### MATERIAL TO PROCESS
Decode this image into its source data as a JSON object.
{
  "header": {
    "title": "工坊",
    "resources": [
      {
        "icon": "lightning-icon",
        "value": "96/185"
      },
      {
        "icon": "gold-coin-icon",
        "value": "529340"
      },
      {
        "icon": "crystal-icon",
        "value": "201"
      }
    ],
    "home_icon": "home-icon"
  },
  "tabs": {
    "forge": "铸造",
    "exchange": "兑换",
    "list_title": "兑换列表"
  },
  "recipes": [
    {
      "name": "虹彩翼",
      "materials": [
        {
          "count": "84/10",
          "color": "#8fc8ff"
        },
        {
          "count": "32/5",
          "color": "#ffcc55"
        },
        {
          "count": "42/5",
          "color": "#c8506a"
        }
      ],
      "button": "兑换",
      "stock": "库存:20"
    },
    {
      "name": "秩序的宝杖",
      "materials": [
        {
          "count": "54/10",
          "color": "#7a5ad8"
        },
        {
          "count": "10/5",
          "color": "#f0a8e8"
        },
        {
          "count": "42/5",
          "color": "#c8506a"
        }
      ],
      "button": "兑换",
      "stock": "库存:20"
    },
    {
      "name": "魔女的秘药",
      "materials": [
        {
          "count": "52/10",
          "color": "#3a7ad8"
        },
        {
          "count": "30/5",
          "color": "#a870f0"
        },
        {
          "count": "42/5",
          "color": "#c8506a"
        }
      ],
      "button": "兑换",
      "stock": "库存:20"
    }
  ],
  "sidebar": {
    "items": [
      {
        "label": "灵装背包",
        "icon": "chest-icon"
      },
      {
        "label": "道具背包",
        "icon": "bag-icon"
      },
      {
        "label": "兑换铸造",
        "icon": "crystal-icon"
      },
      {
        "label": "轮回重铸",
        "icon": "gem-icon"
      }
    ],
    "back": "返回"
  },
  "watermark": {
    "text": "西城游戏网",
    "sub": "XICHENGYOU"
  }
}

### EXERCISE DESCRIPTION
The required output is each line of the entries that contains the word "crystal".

### RESULT
        "icon": "crystal-icon",
        "icon": "crystal-icon"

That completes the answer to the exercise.